I think it depends on the vet you talk to hyper. My vet supports me feeding raw, but he also is the vet for a zoological center, and it's not like they feed the tiger's kibble ya know? He says there are risks with any diet, and he feels raw is the best option for my dogs.
And yes, dogs CAN get salmonella, ecoli, and just about any other nasty. Which is why you should always handle their food as if it were for you. However, dogs do have a more acidic stomach and a shorter digestive tract than humans, which makes them less susceptible to food poisoning.
If the meat is close to turning, and not something I myself would eat, I don't feed it to my dogs. However, my dogs take bones out in the yard, let them get good and "ripe" (we've got one nasty, juicy bone that's been out there for a month or so), then attempt to drag them in the house and onto the living room rug to eat them
Apparently it tastes better "aged"
. My dogs also eat poop - theirs, my kid's (he doesn't always flush), the neighborhood cat's...you get the picture. If they can eat poo, and dead things they find, and nasty ole' rotting bones from the yard, I hardly think a raw egg or some fresh, clean raw meat is gonna hurt them.
As far as nutrition from a cooked protein versus a raw protein? It's six of one half a dozen of the other.

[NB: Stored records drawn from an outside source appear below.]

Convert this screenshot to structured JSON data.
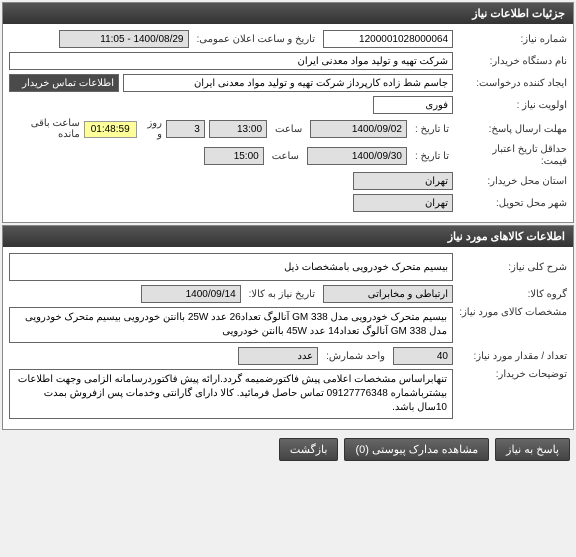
{
  "panel1": {
    "title": "جزئیات اطلاعات نیاز",
    "need_number_label": "شماره نیاز:",
    "need_number": "1200001028000064",
    "announce_date_label": "تاریخ و ساعت اعلان عمومی:",
    "announce_date": "1400/08/29 - 11:05",
    "buyer_label": "نام دستگاه خریدار:",
    "buyer": "شرکت تهیه و تولید مواد معدنی ایران",
    "requester_label": "ایجاد کننده درخواست:",
    "requester": "جاسم شط زاده کارپرداز شرکت تهیه و تولید مواد معدنی ایران",
    "contact_link": "اطلاعات تماس خریدار",
    "priority_label": "اولویت نیاز :",
    "priority": "فوری",
    "deadline_label": "مهلت ارسال پاسخ:",
    "to_date_label": "تا تاریخ :",
    "deadline_date": "1400/09/02",
    "saat_label": "ساعت",
    "deadline_time": "13:00",
    "days_remain": "3",
    "days_txt": "روز و",
    "time_remain": "01:48:59",
    "remain_txt": "ساعت باقی مانده",
    "min_validity_label": "حداقل تاریخ اعتبار",
    "price_label": "قیمت:",
    "validity_date": "1400/09/30",
    "validity_time": "15:00",
    "buyer_province_label": "استان محل خریدار:",
    "buyer_province": "تهران",
    "delivery_city_label": "شهر محل تحویل:",
    "delivery_city": "تهران"
  },
  "panel2": {
    "title": "اطلاعات کالاهای مورد نیاز",
    "desc_label": "شرح کلی نیاز:",
    "desc": "بیسیم متحرک خودرویی بامشخصات ذیل",
    "group_label": "گروه کالا:",
    "group": "ارتباطی و مخابراتی",
    "need_date_label": "تاریخ نیاز به کالا:",
    "need_date": "1400/09/14",
    "spec_label": "مشخصات کالای مورد نیاز:",
    "spec": "بیسیم متحرک خودرویی مدل GM 338 آنالوگ تعداد26 عدد 25W باانتن خودرویی بیسیم متحرک خودرویی مدل GM 338 آنالوگ تعداد14 عدد 45W باانتن خودرویی",
    "qty_label": "تعداد / مقدار مورد نیاز:",
    "qty": "40",
    "unit_label": "واحد شمارش:",
    "unit": "عدد",
    "notes_label": "توضیحات خریدار:",
    "notes": "تنهابراساس مشخصات اعلامی پیش فاکتورضمیمه گردد.ارائه پیش فاکتوردرسامانه الزامی وجهت اطلاعات بیشترباشماره 09127776348 تماس حاصل فرمائید. کالا دارای گارانتی وخدمات پس ازفروش بمدت 10سال باشد."
  },
  "buttons": {
    "reply": "پاسخ به نیاز",
    "attachments": "مشاهده مدارک پیوستی (0)",
    "back": "بازگشت"
  }
}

Cooking a protein denatures (damages) some of the enzymes and amino acids (good stuff), lowering its nutritional value. On the other hand, there are just as many enzymes and amino acids which humans (and dogs I would imagine) cannot digest raw, we need them to be denatured in order to use them. The problem with a cooked diet is you can't cook the bone or it becomes dangerous. You can feed a cooked diet and supplement bone meal, but it's kind of a pain (in my opinion). Plus, raw bones are great for keeping teeth clean, keeping doggy busy and building jaw strength. I feed raw because my dogs love it, it keeps their teeth and jaw healthy, and I'm lazy